Thiering was an early member of the developing feminist movement in Australia and in particular highlighted the role of women in the modern Christian Church. Her publications Created Second? Aspects of Women's Liberation in Australia (1973) and Deliver Us From Eve (editor) (1977) contained a summary of her early ideas, radical at the time but now mainstream reading. She was appointed to the inaugural NSW Equal Opportunity Tribunal by Neville Wran as a lay expert on the situation of women and served from 1981 to 1993.
In addition to her academic writings, at this time, Thiering began a long stint in Adult Education, deconstructing many of the fundamentalist theologies most Cold-War Christians had been taught. She made a number of television appearances, as well as regular radio interviews as a voice for alternative, anti-fundamentalist religion.
In the late 1970s, Thiering began what would be her major life work, redating the chronology of the "Teacher of Righteousness", a figure found in some of the Dead Sea Scrolls, and the "Wicked Priest", an opponent of the Teacher.

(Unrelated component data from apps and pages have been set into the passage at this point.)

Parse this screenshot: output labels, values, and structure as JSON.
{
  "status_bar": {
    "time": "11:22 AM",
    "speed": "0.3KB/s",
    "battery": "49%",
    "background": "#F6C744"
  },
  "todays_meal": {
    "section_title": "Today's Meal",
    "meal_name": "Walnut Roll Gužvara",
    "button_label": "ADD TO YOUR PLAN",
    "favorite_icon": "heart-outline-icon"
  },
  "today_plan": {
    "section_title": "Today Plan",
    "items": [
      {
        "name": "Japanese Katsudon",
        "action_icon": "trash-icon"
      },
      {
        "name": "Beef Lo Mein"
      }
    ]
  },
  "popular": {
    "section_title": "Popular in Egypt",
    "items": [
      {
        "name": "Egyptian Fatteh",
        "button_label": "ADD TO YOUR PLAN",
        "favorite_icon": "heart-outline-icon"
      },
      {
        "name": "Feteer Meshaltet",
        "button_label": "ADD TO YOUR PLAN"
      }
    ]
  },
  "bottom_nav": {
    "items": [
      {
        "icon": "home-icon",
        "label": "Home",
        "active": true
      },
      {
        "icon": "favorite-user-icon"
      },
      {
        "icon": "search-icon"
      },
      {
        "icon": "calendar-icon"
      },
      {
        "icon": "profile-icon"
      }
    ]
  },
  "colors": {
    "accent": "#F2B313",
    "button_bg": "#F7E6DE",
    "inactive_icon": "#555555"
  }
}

This work consisted of a paleographic analysis showing the previously lost Temple Scroll to be contemporaneous with the rise of Christianity.
After some years she decided to summarise her work in a popular book designed for the well-informed general reader. This became Jesus the Man (1992), a revolutionary and controversial work which became an international best seller, translated into nine foreign languages. This book was a radical challenge to the established orthodoxy about historical Christianity, the virgin birth, the miracles and the Resurrection.
The book predictably met with a storm of controversy. Thiering coped with courage and strong mindedness. She had a clear vision and would not compromise. It was a mark of her belief in the importance of her insight over social acceptability.
Her work led to a significant change in her previously quiet, academic life. She received both adulation and hostility but kept going nevertheless. A round of worldwide press engagements was followed by a documentary, The Riddle of the Dead Sea Scrolls. Two further books elaborating on the story of Jesus' life followed, Jesus of the Apocalypse (1997) and The Book that Jesus Wrote (1998).
In later years, Thiering returned to her scholarly work relating to the Temple Scroll and other documents. She had an internet site and a worldwide online following. The peaceful and constructive intellectual life in her 60s and 70s were years she described as her happiest. She was engrossed in her work and always joyful when on the trail of some ancient puzzle. In moments of rest she would gaze out at the gum trees and jacarandas in her garden and beyond to the sparkling waters of Middle Harbour.
Barbara Thiering is survived by her children Nerida, Paul and David, and grandchildren Patrick, Hugh, Claudia and Peter.